As a mum of three and the CEO of my own consulting business, Olivia Jenkins Consulting, there have definitely been moments in time where I’ve had to get savvy about my spending and saving habits — especially in the early stages of motherhood and entrepreneurship!
The good news is that there are a few simple tweaks you can make to your day-to-day spending habits that yield big results when it comes to staying fiscally responsible and on top of your finances.
Here are my personal top “money-saving life hacks” that I’m eager to share!
I always suggest allocating your savings every week from your main account into an account that you don’t have easy access to via bank card or transferring. This makes it harder to withdraw funds on a whim and forces you to plan in advance if you want to dip into your savings.
Organise your meals in advance so that when you do need to grocery shop, you only buy what you need. This not only saves you money, but it prevents food waste and fridge clutter. Another great way to save money as a parent is to keep your eye on the catalogues that circulate for your local or favourite supermarkets. Make a note of what is on special and where, and remember you can always freeze certain things for a long period of time and sealed package items will often last a while in your pantry.
The key to shopping while saving money is simple: planning! Plan your highest-ticket purchases for when you know there will be good sales — you can even research this and schedule it out for the year. For holidays and other big events (like birthdays) where you know you’ll be spending, start the process months in advance so that you can take advantage of seasonal sales and other deals.
Discount codes can help you save a lot here and there, especially if you’re a big fan of online shopping — I know I’m guilty! You can find working discount codes in Facebook groups and through your favorite influencers on social media. Browser extensions like Honey are also great options — it will automatically detect coupon codes and other deals!
Shop for your higher-end summer staples during the winter and vice versa. You’ll be able to purchase classic items you’ll have forever at a steep discount without compromising on quality or brand. Look at buying basics up to size 10-12, knowing that a white t-shirt or a navy overcoat is not likely to go out of fashion. However, be careful when it comes to shoes — kids’ feet can change so quickly. Being smart with what you buy and for what point in time can save you plenty.
If you’re spending heaps on coffee every day, invest in a nice coffee maker for your home. You can get the same taste at a fraction of the price — you’d be surprised at how quickly those $5 almond cappuccinos from the coffee shop add up!
Expecting mums, this tip is for you. You may have the idea in your head that you need one of everything that's available on the market. Realistically, you may only use a heap of these items once or not at all! A great idea to help you prepare for your new arrival is to take a friend shopping who has children already. Aside from the obvious benefit of hand-me-downs, they'll tell you what's ridiculous and what you genuinely can't live without.
Family holidays are undoubtedly more expensive than back in the day when it was just you and your partner travelling.
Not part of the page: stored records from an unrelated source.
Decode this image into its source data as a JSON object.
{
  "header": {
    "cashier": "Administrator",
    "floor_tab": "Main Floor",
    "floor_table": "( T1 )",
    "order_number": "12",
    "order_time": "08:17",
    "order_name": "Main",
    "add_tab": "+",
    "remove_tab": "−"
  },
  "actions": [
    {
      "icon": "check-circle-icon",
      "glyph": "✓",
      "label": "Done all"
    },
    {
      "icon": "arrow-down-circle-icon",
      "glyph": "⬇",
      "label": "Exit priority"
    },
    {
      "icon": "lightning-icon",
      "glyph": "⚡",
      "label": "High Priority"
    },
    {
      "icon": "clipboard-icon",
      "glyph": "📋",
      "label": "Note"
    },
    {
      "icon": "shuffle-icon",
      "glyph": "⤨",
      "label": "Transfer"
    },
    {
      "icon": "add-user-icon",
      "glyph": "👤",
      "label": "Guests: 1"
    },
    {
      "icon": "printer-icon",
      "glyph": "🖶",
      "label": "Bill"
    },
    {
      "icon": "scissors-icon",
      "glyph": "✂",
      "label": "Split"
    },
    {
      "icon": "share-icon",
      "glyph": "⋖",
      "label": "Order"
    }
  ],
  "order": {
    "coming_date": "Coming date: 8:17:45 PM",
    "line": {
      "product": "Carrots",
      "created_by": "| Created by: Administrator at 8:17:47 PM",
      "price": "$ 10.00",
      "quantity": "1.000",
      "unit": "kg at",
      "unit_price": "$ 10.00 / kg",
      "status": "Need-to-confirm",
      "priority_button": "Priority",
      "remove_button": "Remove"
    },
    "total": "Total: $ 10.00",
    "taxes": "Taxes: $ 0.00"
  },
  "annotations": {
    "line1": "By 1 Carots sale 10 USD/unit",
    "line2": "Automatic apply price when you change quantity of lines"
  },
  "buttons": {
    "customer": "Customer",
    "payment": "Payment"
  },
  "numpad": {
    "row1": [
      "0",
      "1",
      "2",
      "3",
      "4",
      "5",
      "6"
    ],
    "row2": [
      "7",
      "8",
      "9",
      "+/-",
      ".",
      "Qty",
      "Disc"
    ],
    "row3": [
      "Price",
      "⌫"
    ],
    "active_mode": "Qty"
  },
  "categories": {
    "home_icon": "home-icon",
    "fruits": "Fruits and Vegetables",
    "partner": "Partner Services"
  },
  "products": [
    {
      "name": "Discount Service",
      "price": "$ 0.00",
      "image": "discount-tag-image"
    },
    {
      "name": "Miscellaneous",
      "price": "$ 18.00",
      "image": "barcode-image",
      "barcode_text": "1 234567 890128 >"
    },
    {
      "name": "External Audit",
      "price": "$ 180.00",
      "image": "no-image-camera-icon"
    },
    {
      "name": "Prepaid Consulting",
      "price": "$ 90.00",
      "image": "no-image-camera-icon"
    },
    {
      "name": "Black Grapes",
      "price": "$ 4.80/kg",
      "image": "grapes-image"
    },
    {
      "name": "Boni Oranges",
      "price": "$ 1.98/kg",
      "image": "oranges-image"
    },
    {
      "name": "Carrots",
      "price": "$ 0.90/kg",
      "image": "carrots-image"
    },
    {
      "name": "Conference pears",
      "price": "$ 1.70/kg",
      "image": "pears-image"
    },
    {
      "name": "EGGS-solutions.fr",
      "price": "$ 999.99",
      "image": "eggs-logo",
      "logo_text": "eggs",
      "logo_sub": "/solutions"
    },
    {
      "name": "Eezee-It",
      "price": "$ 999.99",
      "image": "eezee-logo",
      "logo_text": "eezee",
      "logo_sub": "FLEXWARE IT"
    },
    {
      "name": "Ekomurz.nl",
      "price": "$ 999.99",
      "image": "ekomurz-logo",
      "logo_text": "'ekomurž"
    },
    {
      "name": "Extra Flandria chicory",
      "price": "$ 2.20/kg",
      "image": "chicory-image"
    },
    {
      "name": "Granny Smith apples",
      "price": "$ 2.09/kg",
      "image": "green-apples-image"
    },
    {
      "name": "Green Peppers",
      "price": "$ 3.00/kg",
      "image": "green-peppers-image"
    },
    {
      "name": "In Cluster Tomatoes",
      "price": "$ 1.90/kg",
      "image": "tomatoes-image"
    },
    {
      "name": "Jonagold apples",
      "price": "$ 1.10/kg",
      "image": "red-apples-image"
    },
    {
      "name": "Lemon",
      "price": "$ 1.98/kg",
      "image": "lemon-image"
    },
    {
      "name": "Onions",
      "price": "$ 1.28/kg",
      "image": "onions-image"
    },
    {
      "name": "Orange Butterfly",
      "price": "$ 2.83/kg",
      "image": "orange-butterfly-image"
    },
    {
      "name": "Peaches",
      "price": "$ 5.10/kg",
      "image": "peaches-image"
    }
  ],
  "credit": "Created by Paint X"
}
However, planning a holiday for the whole fam doesn't need to be difficult. Subscribe to holiday destination websites and wait for deals to pop up so you can book in advance. Last minute holidays are going to be a nightmare to do on the cheap. Typically, you can also save on your family escape by jumping on flight bargains which means you can spend more on accommodation.
If you’ve decided your kids will be attending private school and it's a non-negotiable for you, consider setting up an education fund as soon as they're born. You'll be surprised how quickly it adds up before they start school, and you'll have plenty more funds available if you're happy to wait for them to go to private school for their high school years only. Many banks offer kids' saving funds for this very purpose and there are also other financial institutions out there that specifically work with setting up accounts so parents can save for their children's future education.
I hope you found these tips helpful! Remember, saving and spending is all about balance. There are times I make exceptions to all of the above rules, and you should treat your own financial guidelines the same way, so long as you have an overall budgeting/saving plan in place for your family.